> [Instructions for the task] Write out, exactly and in full, the records given below, but not their pictures.

────────────────────

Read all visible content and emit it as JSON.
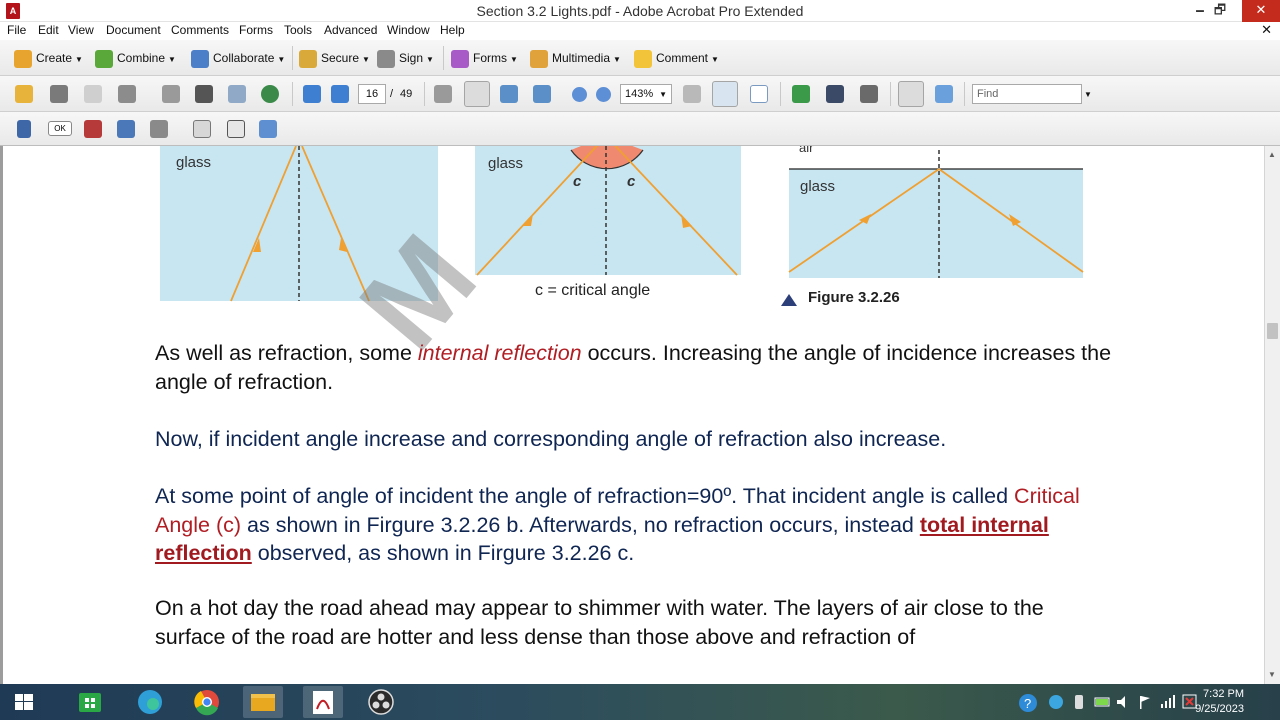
{
  "window": {
    "title": "Section 3.2 Lights.pdf - Adobe Acrobat Pro Extended",
    "minimize": "🗕",
    "restore": "🗗",
    "close": "✕"
  },
  "menu": [
    "File",
    "Edit",
    "View",
    "Document",
    "Comments",
    "Forms",
    "Tools",
    "Advanced",
    "Window",
    "Help"
  ],
  "menu_close": "✕",
  "toolbar1": [
    {
      "label": "Create",
      "icon": "create-icon",
      "color": "#e7a530"
    },
    {
      "label": "Combine",
      "icon": "combine-icon",
      "color": "#5aa83a"
    },
    {
      "label": "Collaborate",
      "icon": "collaborate-icon",
      "color": "#4b7fc8"
    },
    {
      "label": "Secure",
      "icon": "lock-icon",
      "color": "#d9a93a"
    },
    {
      "label": "Sign",
      "icon": "pen-icon",
      "color": "#6a6a6a"
    },
    {
      "label": "Forms",
      "icon": "forms-icon",
      "color": "#a85bc7"
    },
    {
      "label": "Multimedia",
      "icon": "multimedia-icon",
      "color": "#e0a23a"
    },
    {
      "label": "Comment",
      "icon": "comment-icon",
      "color": "#f2c43a"
    }
  ],
  "toolbar2": {
    "page_current": "16",
    "page_sep": "/",
    "page_total": "49",
    "zoom": "143%",
    "find_placeholder": "Find"
  },
  "figure": {
    "panel_a_label": "glass",
    "panel_b_label": "glass",
    "angle_left": "c",
    "angle_right": "c",
    "panel_b_caption": "c = critical angle",
    "panel_c_top": "air",
    "panel_c_label": "glass",
    "figure_caption": "Figure 3.2.26",
    "ray_color": "#f0a030",
    "panel_color": "#c8e6f2",
    "arc_color": "#ef8a70"
  },
  "paragraphs": {
    "p1_a": "As well as refraction, some ",
    "p1_em": "internal reflection",
    "p1_b": " occurs. Increasing the angle of incidence increases the angle of refraction.",
    "p2": "Now, if incident angle increase and corresponding angle of refraction also increase.",
    "p3_a": "At some point of angle of incident the angle of refraction=90º. That incident angle is called ",
    "p3_red": "Critical Angle (c)",
    "p3_b": " as shown in Firgure 3.2.26 b. Afterwards, no refraction occurs, instead ",
    "p3_bold": "total internal reflection",
    "p3_c": " observed, as shown in Firgure 3.2.26 c.",
    "p4": "On a hot day the road ahead may appear to shimmer with water. The layers of air close to the surface of the road are hotter and less dense than those above and refraction of"
  },
  "taskbar": {
    "clock_time": "7:32 PM",
    "clock_date": "9/25/2023",
    "apps": [
      "windows-start-icon",
      "store-icon",
      "edge-icon",
      "chrome-icon",
      "file-explorer-icon",
      "acrobat-icon",
      "obs-icon"
    ]
  },
  "colors": {
    "text_blue": "#0f2552",
    "text_red": "#b01d23"
  }
}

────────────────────

> [Solution]
Read all visible content and emit it as JSON.
{
  "window": {
    "title": "Section 3.2 Lights.pdf - Adobe Acrobat Pro Extended",
    "minimize": "🗕",
    "restore": "🗗",
    "close": "✕"
  },
  "menu": [
    "File",
    "Edit",
    "View",
    "Document",
    "Comments",
    "Forms",
    "Tools",
    "Advanced",
    "Window",
    "Help"
  ],
  "menu_close": "✕",
  "toolbar1": [
    {
      "label": "Create",
      "icon": "create-icon",
      "color": "#e7a530"
    },
    {
      "label": "Combine",
      "icon": "combine-icon",
      "color": "#5aa83a"
    },
    {
      "label": "Collaborate",
      "icon": "collaborate-icon",
      "color": "#4b7fc8"
    },
    {
      "label": "Secure",
      "icon": "lock-icon",
      "color": "#d9a93a"
    },
    {
      "label": "Sign",
      "icon": "pen-icon",
      "color": "#6a6a6a"
    },
    {
      "label": "Forms",
      "icon": "forms-icon",
      "color": "#a85bc7"
    },
    {
      "label": "Multimedia",
      "icon": "multimedia-icon",
      "color": "#e0a23a"
    },
    {
      "label": "Comment",
      "icon": "comment-icon",
      "color": "#f2c43a"
    }
  ],
  "toolbar2": {
    "page_current": "16",
    "page_sep": "/",
    "page_total": "49",
    "zoom": "143%",
    "find_placeholder": "Find"
  },
  "figure": {
    "panel_a_label": "glass",
    "panel_b_label": "glass",
    "angle_left": "c",
    "angle_right": "c",
    "panel_b_caption": "c = critical angle",
    "panel_c_top": "air",
    "panel_c_label": "glass",
    "figure_caption": "Figure 3.2.26",
    "ray_color": "#f0a030",
    "panel_color": "#c8e6f2",
    "arc_color": "#ef8a70"
  },
  "paragraphs": {
    "p1_a": "As well as refraction, some ",
    "p1_em": "internal reflection",
    "p1_b": " occurs. Increasing the angle of incidence increases the angle of refraction.",
    "p2": "Now, if incident angle increase and corresponding angle of refraction also increase.",
    "p3_a": "At some point of angle of incident the angle of refraction=90º. That incident angle is called ",
    "p3_red": "Critical Angle (c)",
    "p3_b": " as shown in Firgure 3.2.26 b. Afterwards, no refraction occurs, instead ",
    "p3_bold": "total internal reflection",
    "p3_c": " observed, as shown in Firgure 3.2.26 c.",
    "p4": "On a hot day the road ahead may appear to shimmer with water. The layers of air close to the surface of the road are hotter and less dense than those above and refraction of"
  },
  "taskbar": {
    "clock_time": "7:32 PM",
    "clock_date": "9/25/2023",
    "apps": [
      "windows-start-icon",
      "store-icon",
      "edge-icon",
      "chrome-icon",
      "file-explorer-icon",
      "acrobat-icon",
      "obs-icon"
    ]
  },
  "colors": {
    "text_blue": "#0f2552",
    "text_red": "#b01d23"
  }
}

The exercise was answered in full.